Their lifespan is approximately 1 to 2 months, or 30 to 60 days, in total. Their life cycle includes egg stage, larva stage, pupa stage, and adult stage. Female horseflies bite humans as adults when they are trying to reproduce more eggs. Horseflies may swarm a person or animal before biting. They may act like they are circling or chasing a person as they can be rather hostile and predatory. Their bites are dangerous to horses, given their name. While some insects carry diseases, horseflies do not transfer disease to humans. They can carry and transmit a lethal disease to horses called equine infectious anemia. Horseflies may be confused with deer flies, which are smaller.

Do Horsefly Bites Hurt?

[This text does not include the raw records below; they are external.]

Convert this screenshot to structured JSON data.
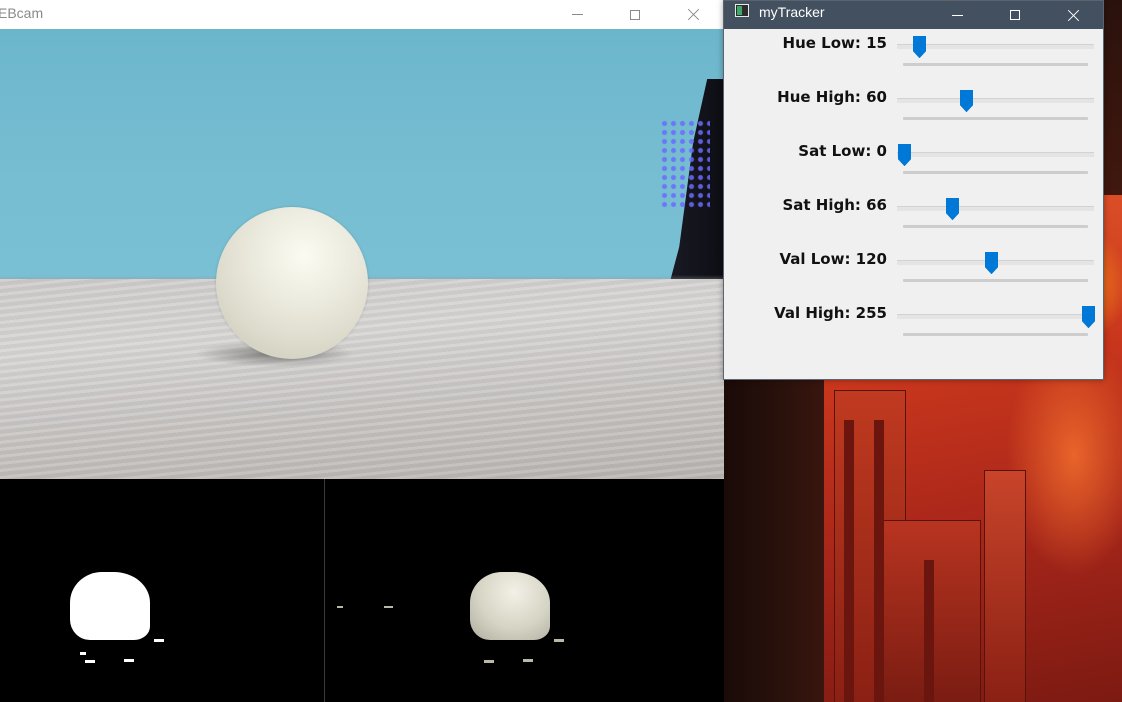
{
  "webcam_window": {
    "title": "EBcam"
  },
  "tracker_window": {
    "title": "myTracker",
    "accent_color": "#0078d7",
    "sliders": [
      {
        "label": "Hue Low: 15",
        "name": "Hue Low",
        "value": 15,
        "max": 179
      },
      {
        "label": "Hue High: 60",
        "name": "Hue High",
        "value": 60,
        "max": 179
      },
      {
        "label": "Sat Low: 0",
        "name": "Sat Low",
        "value": 0,
        "max": 255
      },
      {
        "label": "Sat High: 66",
        "name": "Sat High",
        "value": 66,
        "max": 255
      },
      {
        "label": "Val Low: 120",
        "name": "Val Low",
        "value": 120,
        "max": 255
      },
      {
        "label": "Val High: 255",
        "name": "Val High",
        "value": 255,
        "max": 255
      }
    ]
  },
  "icons": {
    "minimize": "minimize-icon",
    "maximize": "maximize-icon",
    "close": "close-icon",
    "app": "tracker-app-icon"
  }
}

A horsefly bite is an irritant to the skin, specifically if a person has a preexisting skin condition. They typically resolve in a few days, similar to mosquito bites. The females need to obtain proteins found in mammalian bloodstreams in order to lay eggs to propagate their species.

Their bites are particularly painful since they have mandibles that allow the horsefly to cut into the skin like saws, blades, or scissor shears. The horsefly is after blood similar to mosquitos but bites a human differently to access the human bloodstream. This action causes irritation, swelling, and redness to the bite site. Bites may have discharges at the wound site that can become infected if a person consistently scratches their horsefly bite.

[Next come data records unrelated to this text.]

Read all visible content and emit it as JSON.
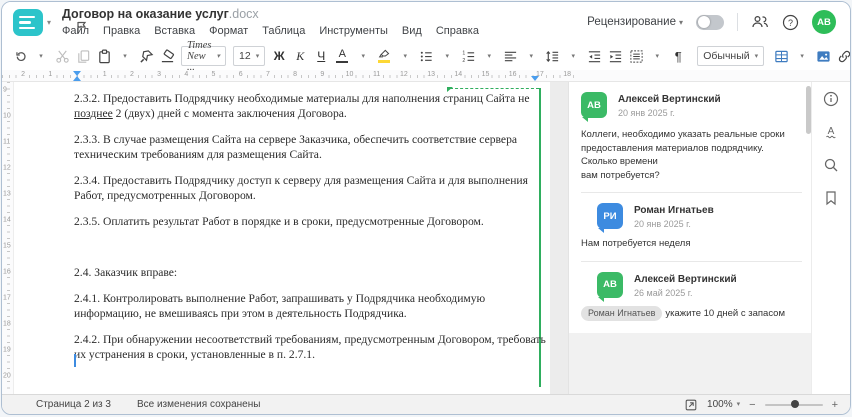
{
  "window": {
    "title": "Договор на оказание услуг",
    "title_ext": ".docx"
  },
  "menu": {
    "items": [
      "Файл",
      "Правка",
      "Вставка",
      "Формат",
      "Таблица",
      "Инструменты",
      "Вид",
      "Справка"
    ]
  },
  "header_right": {
    "review_label": "Рецензирование",
    "review_toggle_on": false,
    "avatar_initials": "АВ"
  },
  "toolbar": {
    "font_name": "Times New ...",
    "font_size": "12",
    "bold_label": "Ж",
    "italic_label": "К",
    "underline_label": "Ч",
    "font_color_label": "А",
    "style_name": "Обычный"
  },
  "glyphs": {
    "caret": "▾",
    "pilcrow": "¶",
    "more": "···",
    "minus": "−",
    "plus": "+"
  },
  "ruler": {
    "h_left": [
      "2",
      "1"
    ],
    "h_right": [
      "1",
      "2",
      "3",
      "4",
      "5",
      "6",
      "7",
      "8",
      "9",
      "10",
      "11",
      "12",
      "13",
      "14",
      "15",
      "16",
      "17",
      "18"
    ],
    "v": [
      "9",
      "10",
      "11",
      "12",
      "13",
      "14",
      "15",
      "16",
      "17",
      "18",
      "19",
      "20"
    ]
  },
  "document": {
    "p232_line1": "2.3.2. Предоставить Подрядчику необходимые материалы для наполнения страниц Сайта не\n",
    "p232_underlined": "позднее",
    "p232_rest": " 2 (двух) дней с момента заключения Договора.",
    "p233": "2.3.3. В случае размещения Сайта на сервере Заказчика, обеспечить соответствие сервера\nтехническим требованиям для размещения Сайта.",
    "p234": "2.3.4. Предоставить Подрядчику доступ к серверу для размещения Сайта и для выполнения\nРабот, предусмотренных Договором.",
    "p235": "2.3.5. Оплатить результат Работ в порядке и в сроки, предусмотренные Договором.",
    "p24": "2.4. Заказчик вправе:",
    "p241": "2.4.1. Контролировать выполнение Работ, запрашивать у Подрядчика необходимую\nинформацию, не вмешиваясь при этом в деятельность Подрядчика.",
    "p242": "2.4.2. При обнаружении несоответствий требованиям, предусмотренным Договором, требовать\nих устранения в сроки, установленные в п. 2.7.1."
  },
  "comments": {
    "thread": [
      {
        "initials": "АВ",
        "author": "Алексей Вертинский",
        "date": "20 янв 2025 г.",
        "text": "Коллеги, необходимо указать реальные сроки\nпредоставления материалов подрядчику. Сколько времени\nвам потребуется?"
      },
      {
        "initials": "РИ",
        "author": "Роман Игнатьев",
        "date": "20 янв 2025 г.",
        "text": "Нам потребуется неделя"
      },
      {
        "initials": "АВ",
        "author": "Алексей Вертинский",
        "date": "26 май 2025 г.",
        "mention": "Роман Игнатьев",
        "text": "укажите 10 дней с запасом"
      }
    ]
  },
  "status_bar": {
    "page_info": "Страница 2 из 3",
    "saved_info": "Все изменения сохранены",
    "zoom_level": "100%"
  },
  "colors": {
    "brand_teal": "#2cc4ca",
    "avatar_green": "#3bba66",
    "avatar_blue": "#3d8be0",
    "accent_blue": "#3f7cc0",
    "anchor_green": "#2fae5e",
    "highlight_yellow": "#fdd835"
  }
}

Treating a Bite

Treating a horsefly bite is necessary to reduce irritation and swelling. If a person has a severe allergic reaction, medical intervention may be necessary rather than traditional first aid. Horsefly bites can be treated by clearing the area with alcohol or other antiseptics to reduce infection. Antibiotic ointments can be applied to the site. There may be more swelling if the horsefly bite occurs on a more sensitive area of the body, such as the face, hands, or fingers and toes. Antihistamine medications and ointments are used to reduce discomfort. Hydrocortisone creams reduce itchiness in the event of an insect bite that causes inflammation to the horsefly bite.

Treatment entails:

• Sanitizing and disinfecting the horsefly bite with alcohol or soap and water.

• Appling antibiotic ointment to the horsefly bite.

• Bandaging the horsefly bite to avoid scratching and further irritation.

• Relieving pain with over-the-counter pain medications such as nonsteroidal anti-inflammatory medications to ease pain that is throbbing and persistent.

• Relieving discomfort with antihistamine ointments, creams, sprays, or oral drugs.

• Lukewarm showers or baths to reduce inflammation to the horsefly bite.

• Doctors’ offices can provide medical resources and advice.

Insect bites traditionally are mostly irritating and can be treated at home. Anaphylaxis occurs in extreme and rare cases but can be life-threatening if medical intervention is not immediately accessed. In the event of a medical emergency, a patient should call 911.

Avoiding Bites

To avoid a horsefly bite, a person should wear clothing that covers their skin and head. Horseflies can bite through clothing, so the clothes should be thicker or not skintight to avoid bites.

Prevention entails:

• Wearing proper clothing. The skin should be dry as horseflies are attracted to moist areas. Moisture-wicking clothes are suitable for outdoor activities such as hiking, walking, gardening, mowing, or performing other types of exercise.

• Closing house windows or car doors to prevent horseflies from getting into areas where they may be more likely to bite.

• Regular pesticide treatments through a company such as Pure Pest are trained professionals who know how to control pesky horsefly populations.

Controlling Horseflies for Good

Pure Pest offers protection plans and insect repellants to control the pesky horseflies found in your home and property. Pesticides and insecticides can be applied to reduce horsefly activity. Pure Pest can help offer support and advice in controlling swarms of horseflies. Treating water sources and spraying farm or home properties can help control the populations of horseflies.

Pure Pest will put your mind at ease. Our company will walk your property and provide information to help you understand how to control horseflies to increase your enjoyment of the summer and outdoor activities without fear of horseflies invading your plans.